1Sezione di Gastroenterologia e Epatologia, Di.Bi.M.I.S., University of Palermo, Palermo, Italy.

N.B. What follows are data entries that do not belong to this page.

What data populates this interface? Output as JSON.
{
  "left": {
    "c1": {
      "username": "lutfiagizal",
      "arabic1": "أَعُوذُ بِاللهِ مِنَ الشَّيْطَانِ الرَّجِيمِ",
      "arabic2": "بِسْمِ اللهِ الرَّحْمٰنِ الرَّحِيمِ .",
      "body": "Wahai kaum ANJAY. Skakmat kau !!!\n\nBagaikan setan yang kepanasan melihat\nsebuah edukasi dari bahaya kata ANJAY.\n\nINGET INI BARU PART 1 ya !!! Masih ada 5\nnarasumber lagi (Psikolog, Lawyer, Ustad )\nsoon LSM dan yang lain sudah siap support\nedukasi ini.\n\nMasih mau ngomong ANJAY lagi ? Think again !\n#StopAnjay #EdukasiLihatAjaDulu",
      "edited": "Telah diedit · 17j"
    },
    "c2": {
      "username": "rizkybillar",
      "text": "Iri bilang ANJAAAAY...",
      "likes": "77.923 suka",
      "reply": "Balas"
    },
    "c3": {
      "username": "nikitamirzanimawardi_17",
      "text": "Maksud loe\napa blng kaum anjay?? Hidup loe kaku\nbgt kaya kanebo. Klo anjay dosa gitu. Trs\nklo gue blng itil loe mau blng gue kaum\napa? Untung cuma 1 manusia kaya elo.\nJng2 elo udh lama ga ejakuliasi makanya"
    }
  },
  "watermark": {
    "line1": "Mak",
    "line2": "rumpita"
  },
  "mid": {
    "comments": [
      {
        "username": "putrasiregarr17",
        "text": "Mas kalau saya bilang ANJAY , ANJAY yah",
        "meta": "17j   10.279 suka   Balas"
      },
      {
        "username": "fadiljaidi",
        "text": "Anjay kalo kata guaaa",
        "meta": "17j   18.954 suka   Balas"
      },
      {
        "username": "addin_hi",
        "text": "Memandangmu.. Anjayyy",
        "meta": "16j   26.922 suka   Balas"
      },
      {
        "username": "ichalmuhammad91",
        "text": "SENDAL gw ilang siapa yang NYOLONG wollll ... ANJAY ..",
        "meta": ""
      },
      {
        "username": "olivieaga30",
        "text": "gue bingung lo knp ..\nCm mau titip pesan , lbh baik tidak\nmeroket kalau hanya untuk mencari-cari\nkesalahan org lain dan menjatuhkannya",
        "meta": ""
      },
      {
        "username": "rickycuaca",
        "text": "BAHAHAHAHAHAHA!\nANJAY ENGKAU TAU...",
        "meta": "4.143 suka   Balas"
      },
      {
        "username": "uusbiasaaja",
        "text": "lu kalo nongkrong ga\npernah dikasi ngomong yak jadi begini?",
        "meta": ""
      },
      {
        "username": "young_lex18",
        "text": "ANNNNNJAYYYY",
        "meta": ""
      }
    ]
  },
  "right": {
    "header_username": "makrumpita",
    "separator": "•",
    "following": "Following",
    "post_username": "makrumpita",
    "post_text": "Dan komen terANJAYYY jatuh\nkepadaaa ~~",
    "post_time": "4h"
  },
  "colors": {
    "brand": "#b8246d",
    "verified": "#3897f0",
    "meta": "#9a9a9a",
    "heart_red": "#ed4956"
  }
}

Eradication of hepatitis C virus (HCV) infection, at least in compensated patients, can help improve the outcomes of liver disease such as cirrhosis, hepatocellular carcinoma (HCC) and liver transplantation, as well as perhaps extra-hepatic complications such as diabetes and cardiovascular risk. In the past few years, the landscape of antiviral therapy has evolved at a breathtaking pace from pegylated interferon (PEG-IFN) plus ribavirin (RBV) (PEG-IFN/RBV) to IFN-based strategies combining direct acting antivirals (DDAs) with PEG-IFN/RBV and finally IFN-free combinations of DAAs. In particular with these most recent developments, treatment regimens have become shorter, safer and even more effective, with a wide range of indications. Nevertheless, research continues and newer antiviral drugs are still under development. At a point when a >90% sustained virological response (SVR) is being claimed with all new available regimens, pharmacological and clinical research should be addressing unresolved areas, such as cases of suboptimal SVR or to increase effectiveness rather than pursuing the development of new 'me-too' drugs. The issues which should be given priority for further development include the following: Improving the results of IFN-free regimens in patients with genotype 3 (HCV-3) infection. Identifying the indications for the treatment in patients with compensated and decompensated cirrhosis. Identifying standardized or personalized backup strategies in patients who do not respond to IFN-free regimens. Finally, because of financial constraints, the high cost of IFN-free strategies prevents their universal use in CHC patients and coverage by national healthcare systems. Thus, efforts must be made to document cost-effectiveness in all clinical scenarios and to develop more affordable IFN-free regimens.